**EXTRACTED INFORMATION**
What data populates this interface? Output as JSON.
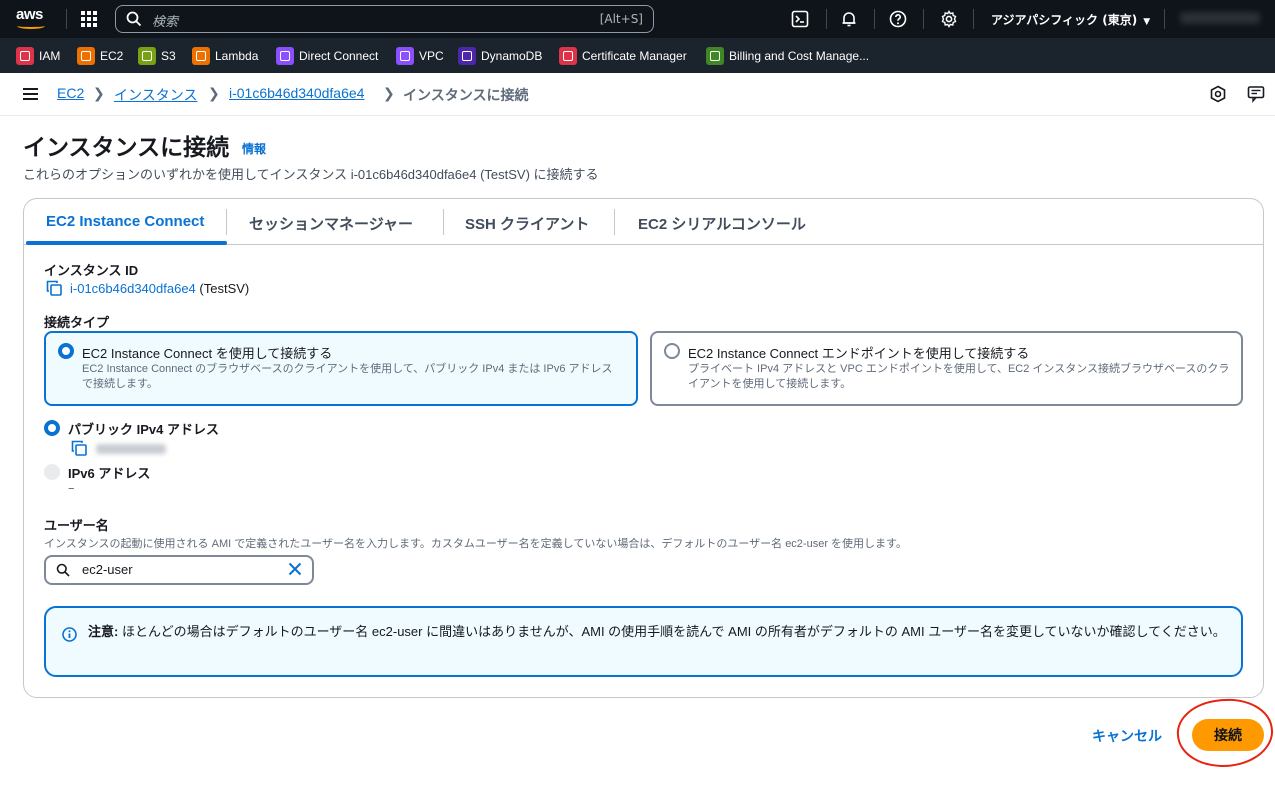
{
  "topbar": {
    "logo_text": "aws",
    "search_placeholder": "検索",
    "search_shortcut": "[Alt+S]",
    "region": "アジアパシフィック (東京)"
  },
  "favorites": [
    {
      "label": "IAM",
      "color": "#dd344c"
    },
    {
      "label": "EC2",
      "color": "#ed7100"
    },
    {
      "label": "S3",
      "color": "#7aa116"
    },
    {
      "label": "Lambda",
      "color": "#ed7100"
    },
    {
      "label": "Direct Connect",
      "color": "#8c4fff"
    },
    {
      "label": "VPC",
      "color": "#8c4fff"
    },
    {
      "label": "DynamoDB",
      "color": "#4d27aa"
    },
    {
      "label": "Certificate Manager",
      "color": "#dd344c"
    },
    {
      "label": "Billing and Cost Manage...",
      "color": "#3f8624"
    }
  ],
  "breadcrumb": {
    "items": [
      "EC2",
      "インスタンス",
      "i-01c6b46d340dfa6e4"
    ],
    "current": "インスタンスに接続"
  },
  "page": {
    "title": "インスタンスに接続",
    "info": "情報",
    "description": "これらのオプションのいずれかを使用してインスタンス i-01c6b46d340dfa6e4 (TestSV) に接続する"
  },
  "tabs": [
    "EC2 Instance Connect",
    "セッションマネージャー",
    "SSH クライアント",
    "EC2 シリアルコンソール"
  ],
  "instance": {
    "label": "インスタンス ID",
    "id": "i-01c6b46d340dfa6e4",
    "name": " (TestSV)"
  },
  "connection_type": {
    "label": "接続タイプ",
    "options": [
      {
        "title": "EC2 Instance Connect を使用して接続する",
        "desc": "EC2 Instance Connect のブラウザベースのクライアントを使用して、パブリック IPv4 または IPv6 アドレスで接続します。",
        "selected": true
      },
      {
        "title": "EC2 Instance Connect エンドポイントを使用して接続する",
        "desc": "プライベート IPv4 アドレスと VPC エンドポイントを使用して、EC2 インスタンス接続ブラウザベースのクライアントを使用して接続します。",
        "selected": false
      }
    ]
  },
  "address": {
    "ipv4_label": "パブリック IPv4 アドレス",
    "ipv6_label": "IPv6 アドレス",
    "ipv6_value": "–"
  },
  "username": {
    "label": "ユーザー名",
    "help": "インスタンスの起動に使用される AMI で定義されたユーザー名を入力します。カスタムユーザー名を定義していない場合は、デフォルトのユーザー名 ec2-user を使用します。",
    "value": "ec2-user"
  },
  "alert": {
    "strong": "注意:",
    "text": " ほとんどの場合はデフォルトのユーザー名 ec2-user に間違いはありませんが、AMI の使用手順を読んで AMI の所有者がデフォルトの AMI ユーザー名を変更していないか確認してください。"
  },
  "actions": {
    "cancel": "キャンセル",
    "connect": "接続"
  }
}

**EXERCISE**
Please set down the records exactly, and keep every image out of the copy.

**EXERCISE RESULT**
What data populates this interface? Output as JSON.
{
  "topbar": {
    "logo_text": "aws",
    "search_placeholder": "検索",
    "search_shortcut": "[Alt+S]",
    "region": "アジアパシフィック (東京)"
  },
  "favorites": [
    {
      "label": "IAM",
      "color": "#dd344c"
    },
    {
      "label": "EC2",
      "color": "#ed7100"
    },
    {
      "label": "S3",
      "color": "#7aa116"
    },
    {
      "label": "Lambda",
      "color": "#ed7100"
    },
    {
      "label": "Direct Connect",
      "color": "#8c4fff"
    },
    {
      "label": "VPC",
      "color": "#8c4fff"
    },
    {
      "label": "DynamoDB",
      "color": "#4d27aa"
    },
    {
      "label": "Certificate Manager",
      "color": "#dd344c"
    },
    {
      "label": "Billing and Cost Manage...",
      "color": "#3f8624"
    }
  ],
  "breadcrumb": {
    "items": [
      "EC2",
      "インスタンス",
      "i-01c6b46d340dfa6e4"
    ],
    "current": "インスタンスに接続"
  },
  "page": {
    "title": "インスタンスに接続",
    "info": "情報",
    "description": "これらのオプションのいずれかを使用してインスタンス i-01c6b46d340dfa6e4 (TestSV) に接続する"
  },
  "tabs": [
    "EC2 Instance Connect",
    "セッションマネージャー",
    "SSH クライアント",
    "EC2 シリアルコンソール"
  ],
  "instance": {
    "label": "インスタンス ID",
    "id": "i-01c6b46d340dfa6e4",
    "name": " (TestSV)"
  },
  "connection_type": {
    "label": "接続タイプ",
    "options": [
      {
        "title": "EC2 Instance Connect を使用して接続する",
        "desc": "EC2 Instance Connect のブラウザベースのクライアントを使用して、パブリック IPv4 または IPv6 アドレスで接続します。",
        "selected": true
      },
      {
        "title": "EC2 Instance Connect エンドポイントを使用して接続する",
        "desc": "プライベート IPv4 アドレスと VPC エンドポイントを使用して、EC2 インスタンス接続ブラウザベースのクライアントを使用して接続します。",
        "selected": false
      }
    ]
  },
  "address": {
    "ipv4_label": "パブリック IPv4 アドレス",
    "ipv6_label": "IPv6 アドレス",
    "ipv6_value": "–"
  },
  "username": {
    "label": "ユーザー名",
    "help": "インスタンスの起動に使用される AMI で定義されたユーザー名を入力します。カスタムユーザー名を定義していない場合は、デフォルトのユーザー名 ec2-user を使用します。",
    "value": "ec2-user"
  },
  "alert": {
    "strong": "注意:",
    "text": " ほとんどの場合はデフォルトのユーザー名 ec2-user に間違いはありませんが、AMI の使用手順を読んで AMI の所有者がデフォルトの AMI ユーザー名を変更していないか確認してください。"
  },
  "actions": {
    "cancel": "キャンセル",
    "connect": "接続"
  }
}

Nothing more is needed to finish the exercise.